SkiftX: What are some examples of immersive local experiences a guest would be able to partake in while staying at a Mercure Hotel?
Gorce Momboisse: In Italy for instance, over one third of the network already highlights local products at breakfast. Rome has nothing to do with Naples, which has nothing to do with Sicily. Breakfast is a key moment of the guest experience and a great opportunity to highlight our passion for local food & beverage.
Guests will also be able to discover local products as hotels are starting to set up collaborations with local artisans and producers. So for example, in Berlin, an event is planned in a Mercure property that aims to gather over 150 guests, neighbors, and influencers. They will be able to experience our passion for local food, beverage, and craft and meet more than 10 local makers. There are many other Mercure properties across the world that have engaged with local craftsman in similar ways and created an entire narrative around them.

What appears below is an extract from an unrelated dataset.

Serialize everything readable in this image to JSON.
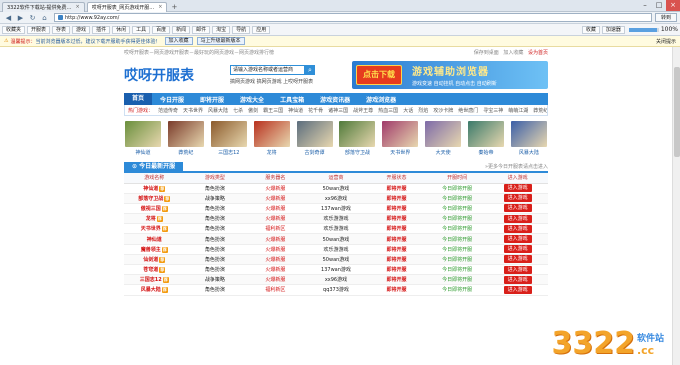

SkiftX: What are some initiatives Mercure Hotels is taking to become more sustainable?
Gorce Momboisse: We have big ambitions when it comes to sustainability, and Mercure’s focus on local offerings aligns with those goals. Two thirds of Mercure hotels already use local produce within their food and beverage operations, and we would like to grow this percentage even higher. Accor Group also has its Planet 21 corporate responsibility program, which is currently being reworked to narrow down what the brand will focus on in terms of environmental and sustainability priorities.
SkiftX: How do you plan on communicating Mercure’s repositioning to guests?
Gorce Momboisse: We’ve developed a new marketing campaign, including social media content and TV commercials, that communicates the “Feel Local Everywhere” message and showcases how different properties are intertwined with their locations.
We will also rethink our Instagram strategy to better curate the flagship brand, and the local properties will continue to run their own Facebook pages to spread the word about local happenings at their hotels.
Last but not least, we are reworking the Mercure’s visual identity to showcase the brand repositioning in a modern and appealing way for our guests and visitors. We realize you can’t transform brand positioning in one year, so we’re striving for long-term consistent actions.
This content was created collaboratively by AccorGroup and Skift’s branded content studio SkiftX.
Tags: accor, Accor 2019 Year In Review, design, experiential travel, food and beverage, hospitality, local, localization, millennials, SkiftX Showcase: Hospitality